Roar writer Conor Walsh on the recent HRH Duchess of Sussex v Associated Newspapers Ltd case.
Would you feel comfortable with every move you make, every text message or letter you send, being scrutinised and examined by others? Probably not. And I would hazard a guess, in the democratic society we live in, you also value the importance of freedom of the press. Both rights are governed by the Human Rights Act 1998.
So, the question is, how far do these rights extend when one is in direct contention with the other? To which should we, as a society, give precedence and where do we draw the line with regards to the limits of both freedoms?
This is a question that the Court of Appeal grappled with HRH Duchess of Sussex v Associated Newspapers Ltd. Their judgment on December 2, 2021, demonstrated where the boundary of infringing upon someone’s right to privacy is crossed, even for public figures such as Meghan Markle.
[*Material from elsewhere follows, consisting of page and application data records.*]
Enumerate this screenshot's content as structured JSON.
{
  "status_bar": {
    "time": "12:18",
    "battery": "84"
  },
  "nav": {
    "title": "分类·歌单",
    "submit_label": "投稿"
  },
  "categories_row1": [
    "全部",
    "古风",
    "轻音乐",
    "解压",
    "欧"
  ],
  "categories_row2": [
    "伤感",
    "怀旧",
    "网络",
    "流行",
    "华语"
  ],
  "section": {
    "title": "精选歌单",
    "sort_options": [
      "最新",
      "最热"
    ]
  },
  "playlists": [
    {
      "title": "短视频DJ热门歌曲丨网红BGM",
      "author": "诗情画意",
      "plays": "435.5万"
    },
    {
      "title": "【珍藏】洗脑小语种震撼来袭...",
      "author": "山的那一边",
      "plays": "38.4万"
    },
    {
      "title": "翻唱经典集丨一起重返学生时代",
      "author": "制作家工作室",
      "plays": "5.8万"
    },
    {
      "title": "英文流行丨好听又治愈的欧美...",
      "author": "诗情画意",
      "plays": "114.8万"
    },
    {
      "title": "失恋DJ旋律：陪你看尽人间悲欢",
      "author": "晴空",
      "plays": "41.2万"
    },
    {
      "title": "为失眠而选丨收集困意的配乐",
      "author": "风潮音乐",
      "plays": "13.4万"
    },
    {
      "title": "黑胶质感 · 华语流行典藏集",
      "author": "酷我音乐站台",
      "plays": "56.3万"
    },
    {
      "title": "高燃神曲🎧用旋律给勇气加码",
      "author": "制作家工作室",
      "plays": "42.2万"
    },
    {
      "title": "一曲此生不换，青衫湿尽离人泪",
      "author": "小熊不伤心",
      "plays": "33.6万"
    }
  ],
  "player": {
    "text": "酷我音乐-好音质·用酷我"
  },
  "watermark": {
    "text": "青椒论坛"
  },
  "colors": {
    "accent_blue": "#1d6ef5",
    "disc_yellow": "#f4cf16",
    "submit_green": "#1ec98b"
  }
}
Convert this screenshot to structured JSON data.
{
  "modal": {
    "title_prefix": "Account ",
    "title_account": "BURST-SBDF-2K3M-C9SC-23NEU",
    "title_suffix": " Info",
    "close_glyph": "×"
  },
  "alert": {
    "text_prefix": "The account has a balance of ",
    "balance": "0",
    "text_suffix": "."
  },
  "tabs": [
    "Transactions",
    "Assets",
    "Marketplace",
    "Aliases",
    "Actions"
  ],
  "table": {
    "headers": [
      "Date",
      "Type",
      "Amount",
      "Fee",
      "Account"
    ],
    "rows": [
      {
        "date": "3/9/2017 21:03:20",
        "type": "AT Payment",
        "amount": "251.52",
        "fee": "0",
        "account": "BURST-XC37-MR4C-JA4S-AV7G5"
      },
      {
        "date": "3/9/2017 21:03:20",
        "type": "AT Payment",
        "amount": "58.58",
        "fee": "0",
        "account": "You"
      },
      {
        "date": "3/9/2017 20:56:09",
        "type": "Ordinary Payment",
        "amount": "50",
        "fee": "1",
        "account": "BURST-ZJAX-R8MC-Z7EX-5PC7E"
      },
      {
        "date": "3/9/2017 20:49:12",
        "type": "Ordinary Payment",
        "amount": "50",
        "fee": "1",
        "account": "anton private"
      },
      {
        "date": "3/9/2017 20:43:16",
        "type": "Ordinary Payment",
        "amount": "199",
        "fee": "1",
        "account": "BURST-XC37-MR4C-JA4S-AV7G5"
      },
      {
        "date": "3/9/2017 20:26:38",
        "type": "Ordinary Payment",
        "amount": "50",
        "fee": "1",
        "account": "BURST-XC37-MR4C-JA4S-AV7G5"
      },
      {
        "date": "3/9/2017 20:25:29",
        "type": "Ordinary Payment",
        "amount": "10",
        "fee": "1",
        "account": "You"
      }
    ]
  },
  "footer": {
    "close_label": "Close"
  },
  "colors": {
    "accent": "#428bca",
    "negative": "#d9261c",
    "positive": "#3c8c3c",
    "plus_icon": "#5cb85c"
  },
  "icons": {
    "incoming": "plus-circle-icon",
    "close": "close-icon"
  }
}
On the facts of this case, that was through the publication of certain extracts of Meghan’s private letter to her father. The letter shows the true tragedy of Meghan’s rift with her father. She said he had broken her heart into a million pieces.
Associated Newspapers Ltd claimed that, following an interview of five of the Duchess’ friends by People Magazine, the publication of the letter formed an integral aspect of, the Duchess’s father, Thomas Markle’s right to reply. This argument was supported by the fact that he was the person who leaked the letter which, the publishers said, demonstrated certain aspects of Mr Markle’s daughter’s character and her relationship with her father. However, Sir Geoffrey Vos, President of the Court of Appeal’s Civil Division, rejected this argument on the basis that the newspaper, the Mail on Sunday, described the letter’s publication as a new public revelation rather than offering appropriate attention to Mr Markle’s response to the magazine interview’s claims.
Where the waters become murky is when it’s taken into consideration that the Duchess described the letter as deeply personal, yet Jason Knauf, former communications secretary for Mrs Markle, claimed in a witness statement that the Duchess had told him, “Obviously, everything I have drafted is with the understanding that it could be leaked”.
While some may view Knauf’s statement as damaging the credibility of the deeply personal element of the letter, should we not see this as somebody in public life taking a realistic and pragmatic approach to the reality of the life they lead in the public eye? If you were to write such a letter with the knowledge that it may be leaked, you too would want to ensure, as far as possible, that it does not reflect upon you in a harmful manner, right? This doesn’t necessarily take away from the fact that it would be a personal letter, nor would you be accepting the fact that the leaking of the letter is warranted, you would just be acknowledging reality.
Is there a valid public interest in the publication of such a letter? The three Court of Appeal judges felt not, saying the contents were “private and concerned personal matters that were not matters of legitimate public interest.”
In response, Matthew Dando, partner at Wiggin LLP, said “the decision also heightens concerns that privacy laws permit public figures selectively to determine what can be reported about them”, but surely this is the fairest outcome. Although we may forget it, public figures have private lives and should be entitled to the privacy aspect of these parts of their lives. Callum Galbraith, partner at Hamlins LLP, in supporting this view, stated these articles exposed intimate information concerning the Duchess’ innermost thoughts set out in a letter to her father. The Mail on Sunday had “no legal right to publish such extensive information”.
Markle’s statement, in the aftermath of the ruling, pointed out that people must be “brave enough to reshape a tabloid industry that profits from the lies and pain that they create”. Dando suggests that this ruling may already have started such a process as “publishers will become more selective on what they print and the real losers will be the British public”. We must question, however, whether this is to the detriment of the industry or if it is something that will force newspapers to publish stories that are of valid public interest. Such a distinction can be hard to draw, and this case proves that point.
Is it fair that newspapers have to make the tough decisions on what is acceptable to publish? Perhaps not, but, in the absence of any public body dedicated to this task, if they are the ones who will ultimately profit off the article, the difficult decision should be left with them, should it not?
Unfortunately, all the answers may not yet be at our disposal with regards to where this leaves the law and the balance between privacy and freedom of the press as Associated Newspapers have indicated that they will possibly seek to challenge the ruling in the Supreme Court, although lawyer Mark Stephens suggests “it would be unusual for Britain’s Supreme Court to take such a case.” He points out that the publisher could seek further litigation at the European Court of Human Rights. For now, all that can safely be said is that newspapers will be more selective in what they choose to publish about the private lives of public figures.
At the end of the day, for the Duchess, now that the letter has been published, the proverbial genie cannot be put back in the bottle. No court ruling can undo what was done, all that can be hoped for is that this ruling brings about a greater balance between the two competing rights.